While attending a church in Auckland, New Zealand, I met John Nash.
John is a solid legend. He is young, works under the son, is married and has a handsome new baby boy. Oh, and for fun, he studies philosophy and theology. For these reasons and more. John quickly became one of my favorite people to talk with. It also helps that he is a guy who is always down to grab a cuppa or a pint.
Over the course of our friendship, we had plenty of meetups to chat about the various ongoings of our lives. Near the beginning of our hangouts, one of these pint nights stuck with me.
Just after meeting up, we stopped at a bookstore adjacent to our spot. John told me about his desire to learn the opposite of what he’d be taught. In fact, he searched for it. John believed that there’s no way he could be right about every single thing, right? So why not listen to the other side of his beliefs.
So John walked in and said to the book store worker, “I am a conservative, straight, white male. Could you please give me something written by someone is the opposite of me?”
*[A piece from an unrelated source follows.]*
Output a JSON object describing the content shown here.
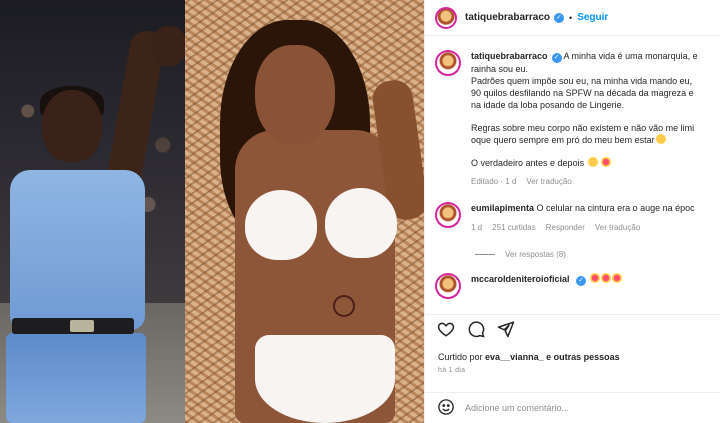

John has a knack for challenging himself. He knows not people have truths to teach him, just as much as he has truths to share. He uses this challenging of self to expand and strengthen his beliefs.
In an era where people would choose to stick to their communities of thought, John makes a point of it to search for the different. Not everything he learns changes his beliefs, but he does become a more understanding person as well as a more confident person.
I am so happy to chat with John about this idea of challenging himself, his new role as a pastor, and his recommendations for others.